Ten thousand steps, it turns out after some research, is both an entirely arbitrary goal chosen by some marketing genius in Fitbit, and quite a lot of moving around.

Love letter

After the writer David Sedaris got his Fitbit, he wrote a kind of love letter to it in the New Yorker, in which he calculated that 10,000 steps was "a little more than four miles for someone my size – five feet five inches. It sounds like a lot, but you can cover that distance in the course of an average day without even trying, especially if you have stairs in your house." Soon Sedaris was doing 15,000. Then 25,000. Then 30,000. Then 65,000. This was very encouraging. I, too, am five feet five inches and I, too, have stairs.

Despite having all those advantages on my side, I never scaled even the lower plains of Sedaris’s achievements. Doubly perplexingly, I never even scaled Samuel’s. I barely ever made it to 10,000 steps. I was averaging about 30,000 steps a week. Sedaris would have that done by breakfast.

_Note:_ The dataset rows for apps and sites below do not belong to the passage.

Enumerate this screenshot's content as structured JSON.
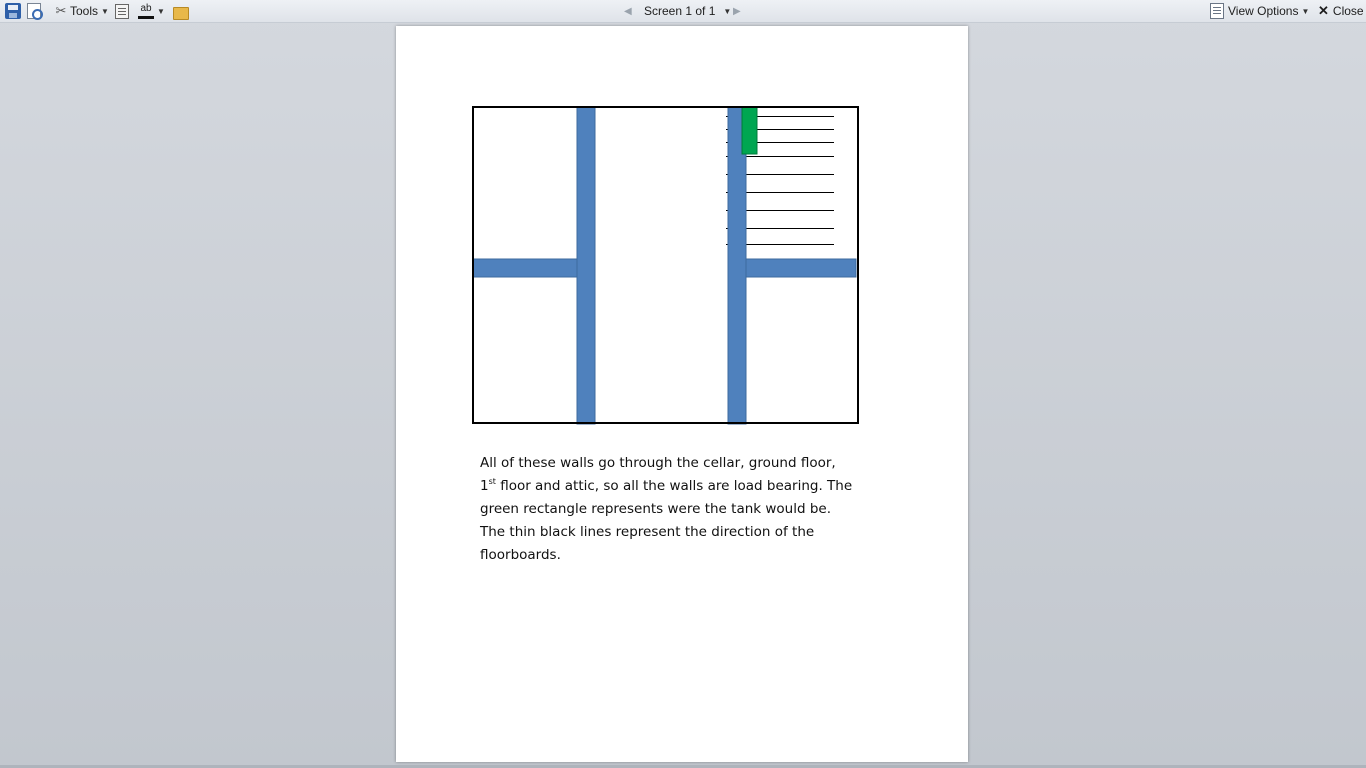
{
  "toolbar": {
    "tools_label": "Tools",
    "screen_label": "Screen 1 of 1",
    "view_options_label": "View Options",
    "close_label": "Close",
    "spell_glyph": "ab"
  },
  "document": {
    "caption_part1": "All of these walls go through the cellar, ground floor, 1",
    "caption_sup": "st",
    "caption_part2": " floor and attic, so all the walls are load bearing. The green rectangle represents were the tank would be. The thin black lines represent the direction of the floorboards."
  },
  "colors": {
    "wall_blue": "#4f81bd",
    "tank_green": "#00a651",
    "outline": "#000000"
  }
}
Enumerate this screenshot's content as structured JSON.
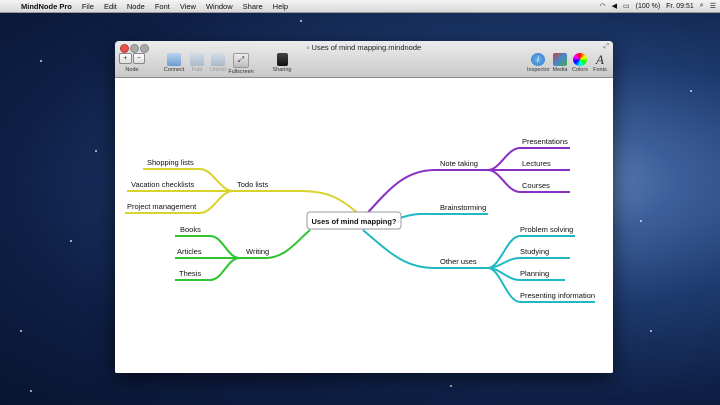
{
  "menubar": {
    "app_name": "MindNode Pro",
    "items": [
      "File",
      "Edit",
      "Node",
      "Font",
      "View",
      "Window",
      "Share",
      "Help"
    ],
    "battery": "(100 %)",
    "clock": "Fr. 09:51"
  },
  "window": {
    "title": "Uses of mind mapping.mindnode",
    "toolbar": {
      "node_label": "Node",
      "node_add": "+",
      "node_remove": "−",
      "connect": "Connect",
      "fold": "Fold",
      "unfold": "Unfold",
      "fullscreen": "Fullscreen",
      "sharing": "Sharing",
      "inspector": "Inspector",
      "media": "Media",
      "colors": "Colors",
      "fonts": "Fonts"
    }
  },
  "mindmap": {
    "root": "Uses of mind mapping?",
    "branches": {
      "note_taking": {
        "label": "Note taking",
        "children": [
          "Presentations",
          "Lectures",
          "Courses"
        ]
      },
      "brainstorming": {
        "label": "Brainstorming"
      },
      "other_uses": {
        "label": "Other uses",
        "children": [
          "Problem solving",
          "Studying",
          "Planning",
          "Presenting information"
        ]
      },
      "todo_lists": {
        "label": "Todo lists",
        "children": [
          "Shopping lists",
          "Vacation checklists",
          "Project management"
        ]
      },
      "writing": {
        "label": "Writing",
        "children": [
          "Books",
          "Articles",
          "Thesis"
        ]
      }
    },
    "colors": {
      "purple": "#8a2fc4",
      "teal": "#1fb8c4",
      "yellow": "#d8d22a",
      "green": "#2ec42e"
    }
  }
}
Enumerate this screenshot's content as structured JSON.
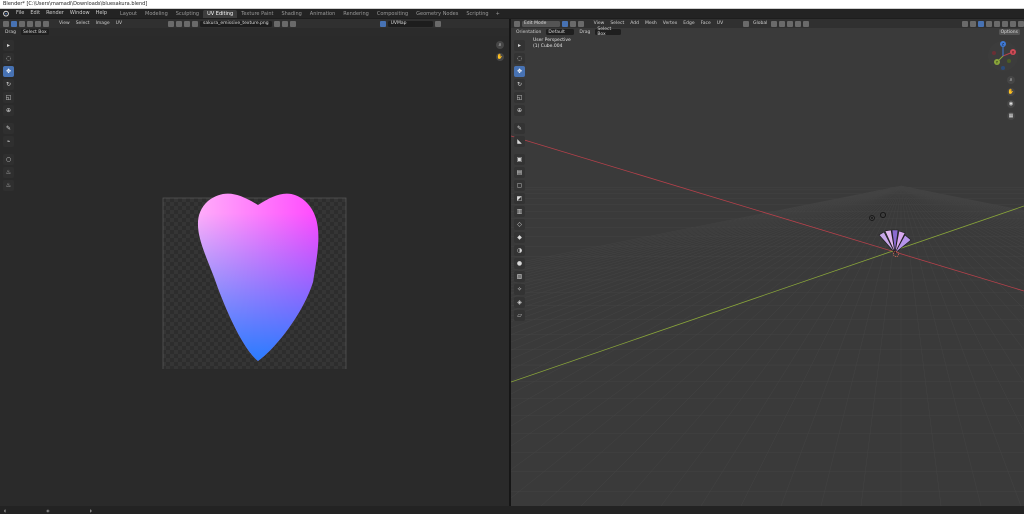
{
  "window": {
    "title": "Blender* [C:\\Users\\mamadi\\Downloads\\bluesakura.blend]"
  },
  "menubar": {
    "menus": [
      "File",
      "Edit",
      "Render",
      "Window",
      "Help"
    ],
    "workspaces": [
      "Layout",
      "Modeling",
      "Sculpting",
      "UV Editing",
      "Texture Paint",
      "Shading",
      "Animation",
      "Rendering",
      "Compositing",
      "Geometry Nodes",
      "Scripting"
    ],
    "active_workspace": "UV Editing",
    "add_tab": "+"
  },
  "uv_editor": {
    "header_menus": [
      "View",
      "Select",
      "Image",
      "UV"
    ],
    "image_name": "sakura_emissive_texture.png",
    "uv_map": "UVMap",
    "sub_menus": [
      "Drag",
      "Select Box"
    ],
    "tools": [
      "cursor",
      "tweak",
      "select-box",
      "move",
      "rotate",
      "scale",
      "transform",
      "annotate",
      "rip",
      "grab",
      "relax",
      "pinch"
    ]
  },
  "viewport": {
    "mode": "Edit Mode",
    "header_menus": [
      "View",
      "Select",
      "Add",
      "Mesh",
      "Vertex",
      "Edge",
      "Face",
      "UV"
    ],
    "transform_orientation": "Global",
    "options_label": "Options",
    "orientation_label": "Orientation",
    "orientation_value": "Default",
    "drag_label": "Drag",
    "select_box": "Select Box",
    "view_name": "User Perspective",
    "object_name": "(1) Cube.004",
    "gizmo_axes": [
      "X",
      "Y",
      "Z"
    ],
    "colors": {
      "x_axis": "#b8414b",
      "y_axis": "#8aa63a",
      "z_axis": "#3f7ad6"
    }
  },
  "colors": {
    "accent": "#4772b3",
    "petal_top_left": "#ffc9f7",
    "petal_top_right": "#ff2bff",
    "petal_bottom": "#1e7cff"
  }
}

But for a year or so, during what I now see as our honeymoon period, I kept trying. Things were good. Whatever my Apple watch wanted me to do, I’d do uncomplainingly, even though the red flags were there from the beginning.

She monitored my movements continuously, sending me reminders – often hourly – that she expected more of me. I complied, mostly: it was easier than dealing with her mute disappointment.

Stand up, she’d say, and I’d obediently stand. You’re so close to meeting your daily move goal, she’d coo. A brisk 10-minute walk should do it.

I’d go to the step between the kitchen and the sitting room, and run up and down it for 10 minutes until she tapped my wrist, signalling that I could stop.

Sometimes, I’d be on my way to bed, and I’d feel the trill on my wrist that means she wants something. My husband frequently encountered me jogging on the spot, while brushing my teeth. Once, he came upstairs to see what the crashing was, and found me doing naked star jumps in the bedroom.

Disappointed spouse

But, as the years have gone by, and I’ve become steadily more inured to her nagging, our relationship has deteriorated. Every week, like the disappointed spouse I feel she has become, she suggests we try again, only with the bar set a little lower.

You met your 280 calorie move goal twice last week, she’ll say, tersely. (She prefers to measure achievements in calories burned than steps.)

She’ll suggest our move goal this week should be 250 calories. You’ll see, I think angrily, setting it back to 280 calories. The following week, she’ll be back with an I-told-you-so. It’s a vicious circle of disappointment, blame and recrimination.

The notifications I get these days are verging on the passive aggressive. You had a great day last Thursday fortnight, she’ll say, through a suppressed sigh. Why don’t you try again? Because you don’t own me, I shout back. Oh my God, stop nagging.

My children look up, a mixture of horrified and impressed. Not Daddy, I say. I’m not talking to Daddy.

Siri? The four-year-old asks, tilting her head sympathetically.

But even though this relationship doesn’t seem to be doing either of us any good, I can’t quite give her up. She’s still on my wrist, running her forlorn commentary on my mediocre accomplishments. I won a December challenge for “reaching your daily stand goal one time in December”. We’re at the praising each other for putting out the bins stage.

Since I don’t work with Samuel any more, I don’t even have my slightly dysfunctional competition with him to propel me on.

In news that may or may not be unconnected, I bought my husband a Fitbit for Christmas. He has taken to texting me screenshots of his daily steps. Day one: 14,207 steps. Day two: 17,937 steps. Day three: 18,790 steps.

Siri, get your coat. We’ve got a date.